(What you are asked to do)
Set down every record below exactly as written.
***
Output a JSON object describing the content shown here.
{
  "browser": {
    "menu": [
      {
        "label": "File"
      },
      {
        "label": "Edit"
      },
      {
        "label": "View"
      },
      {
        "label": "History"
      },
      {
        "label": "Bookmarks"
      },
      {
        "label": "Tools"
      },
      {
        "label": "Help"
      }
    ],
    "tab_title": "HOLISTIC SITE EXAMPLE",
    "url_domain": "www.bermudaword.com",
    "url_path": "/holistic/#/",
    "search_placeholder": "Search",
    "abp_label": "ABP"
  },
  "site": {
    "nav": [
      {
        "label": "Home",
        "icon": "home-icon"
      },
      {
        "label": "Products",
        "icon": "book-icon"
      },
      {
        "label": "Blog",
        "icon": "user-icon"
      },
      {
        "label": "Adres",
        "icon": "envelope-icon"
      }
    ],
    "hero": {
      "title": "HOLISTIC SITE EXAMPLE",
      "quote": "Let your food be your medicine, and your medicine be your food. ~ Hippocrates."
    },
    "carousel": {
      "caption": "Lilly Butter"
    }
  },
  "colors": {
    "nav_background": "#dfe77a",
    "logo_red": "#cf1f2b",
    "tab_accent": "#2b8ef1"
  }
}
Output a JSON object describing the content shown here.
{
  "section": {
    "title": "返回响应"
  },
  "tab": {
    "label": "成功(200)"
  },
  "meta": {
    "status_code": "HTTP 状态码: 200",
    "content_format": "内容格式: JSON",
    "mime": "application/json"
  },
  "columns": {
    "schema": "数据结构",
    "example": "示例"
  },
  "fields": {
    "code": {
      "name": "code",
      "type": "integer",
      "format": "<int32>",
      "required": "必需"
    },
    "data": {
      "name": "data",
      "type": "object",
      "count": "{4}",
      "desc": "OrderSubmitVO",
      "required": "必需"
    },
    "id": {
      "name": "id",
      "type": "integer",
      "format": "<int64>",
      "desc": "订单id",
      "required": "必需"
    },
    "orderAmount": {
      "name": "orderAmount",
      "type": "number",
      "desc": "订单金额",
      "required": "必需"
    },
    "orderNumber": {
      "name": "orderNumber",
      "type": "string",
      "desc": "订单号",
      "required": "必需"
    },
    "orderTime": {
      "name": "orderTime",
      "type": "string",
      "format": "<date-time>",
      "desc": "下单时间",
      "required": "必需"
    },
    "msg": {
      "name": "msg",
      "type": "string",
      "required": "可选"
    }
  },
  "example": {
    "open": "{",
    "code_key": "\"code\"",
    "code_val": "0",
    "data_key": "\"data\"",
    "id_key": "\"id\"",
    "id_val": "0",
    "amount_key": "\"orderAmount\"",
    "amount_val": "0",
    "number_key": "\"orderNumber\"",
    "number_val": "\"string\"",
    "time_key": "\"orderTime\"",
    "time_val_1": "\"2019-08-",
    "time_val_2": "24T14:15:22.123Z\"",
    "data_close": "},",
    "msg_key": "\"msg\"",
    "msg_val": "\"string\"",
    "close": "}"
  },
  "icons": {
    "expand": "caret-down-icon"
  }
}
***
(Output for this exercise)
Output a JSON object describing the content shown here.
{
  "browser": {
    "menu": [
      {
        "label": "File"
      },
      {
        "label": "Edit"
      },
      {
        "label": "View"
      },
      {
        "label": "History"
      },
      {
        "label": "Bookmarks"
      },
      {
        "label": "Tools"
      },
      {
        "label": "Help"
      }
    ],
    "tab_title": "HOLISTIC SITE EXAMPLE",
    "url_domain": "www.bermudaword.com",
    "url_path": "/holistic/#/",
    "search_placeholder": "Search",
    "abp_label": "ABP"
  },
  "site": {
    "nav": [
      {
        "label": "Home",
        "icon": "home-icon"
      },
      {
        "label": "Products",
        "icon": "book-icon"
      },
      {
        "label": "Blog",
        "icon": "user-icon"
      },
      {
        "label": "Adres",
        "icon": "envelope-icon"
      }
    ],
    "hero": {
      "title": "HOLISTIC SITE EXAMPLE",
      "quote": "Let your food be your medicine, and your medicine be your food. ~ Hippocrates."
    },
    "carousel": {
      "caption": "Lilly Butter"
    }
  },
  "colors": {
    "nav_background": "#dfe77a",
    "logo_red": "#cf1f2b",
    "tab_accent": "#2b8ef1"
  }
}
Output a JSON object describing the content shown here.
{
  "section": {
    "title": "返回响应"
  },
  "tab": {
    "label": "成功(200)"
  },
  "meta": {
    "status_code": "HTTP 状态码: 200",
    "content_format": "内容格式: JSON",
    "mime": "application/json"
  },
  "columns": {
    "schema": "数据结构",
    "example": "示例"
  },
  "fields": {
    "code": {
      "name": "code",
      "type": "integer",
      "format": "<int32>",
      "required": "必需"
    },
    "data": {
      "name": "data",
      "type": "object",
      "count": "{4}",
      "desc": "OrderSubmitVO",
      "required": "必需"
    },
    "id": {
      "name": "id",
      "type": "integer",
      "format": "<int64>",
      "desc": "订单id",
      "required": "必需"
    },
    "orderAmount": {
      "name": "orderAmount",
      "type": "number",
      "desc": "订单金额",
      "required": "必需"
    },
    "orderNumber": {
      "name": "orderNumber",
      "type": "string",
      "desc": "订单号",
      "required": "必需"
    },
    "orderTime": {
      "name": "orderTime",
      "type": "string",
      "format": "<date-time>",
      "desc": "下单时间",
      "required": "必需"
    },
    "msg": {
      "name": "msg",
      "type": "string",
      "required": "可选"
    }
  },
  "example": {
    "open": "{",
    "code_key": "\"code\"",
    "code_val": "0",
    "data_key": "\"data\"",
    "id_key": "\"id\"",
    "id_val": "0",
    "amount_key": "\"orderAmount\"",
    "amount_val": "0",
    "number_key": "\"orderNumber\"",
    "number_val": "\"string\"",
    "time_key": "\"orderTime\"",
    "time_val_1": "\"2019-08-",
    "time_val_2": "24T14:15:22.123Z\"",
    "data_close": "},",
    "msg_key": "\"msg\"",
    "msg_val": "\"string\"",
    "close": "}"
  },
  "icons": {
    "expand": "caret-down-icon"
  }
}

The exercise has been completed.